The federal minister responsible for the Census, Michael McCormack, has refuted claims Australia's first online Census last night was cyber-attacked, contradicting an earlier statement from Australian Bureau of Statistics chief David Kalisch.
Last night's national Census ended in catastrophe after citizens were unable to access the website to complete the online form. Kalisch told the ABC this morning that the website was shut down after 7:30pm to ensure the integrity of the data, claiming it was hit by four denial-of-service (DOS) attacks.
Australian privacy commissioner Timothy Pilgrim on Wednesday morning announced the commencement of an investigation into the ABS to ensure no data had been compromised.

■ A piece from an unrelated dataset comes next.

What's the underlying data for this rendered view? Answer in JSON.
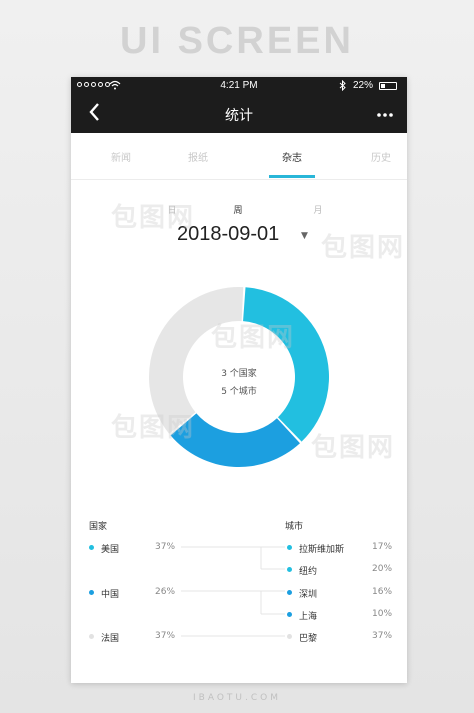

McCormack then fronted the media this morning with Kalisch, saying there was no attack or hack, and the data had not been compromised. The ABS received 2.3 million Census forms before the website was taken down.
The prime minister's cyber security adviser Alistair McGibbon said a "confluence of events" led to the website failure. This included ineffective geo-blocking, issues with the performance monitoring system and a router failure due to the high website traffic.
McGibbon said that the Australian Signals Directorate was investigating the source of the attack, but that most of the traffic came from the United States. Although the website was only supposed to be accessible from within Australia, the geo-blocking measures failed, according to Kalisch.
Despite the federal government warning Australians could risk fines for not completing the Census on time, McCormack said the deadline for completion was 23 September.
The government spent millions of dollars on outsourcing services and software licenses for the Census, including $9.6 million to IBM to host the eCensus, and more than $1 million across multiple contracts to Melbourne-based Revolution IT for load testing.
The Census website is still unavailable at the time of writing.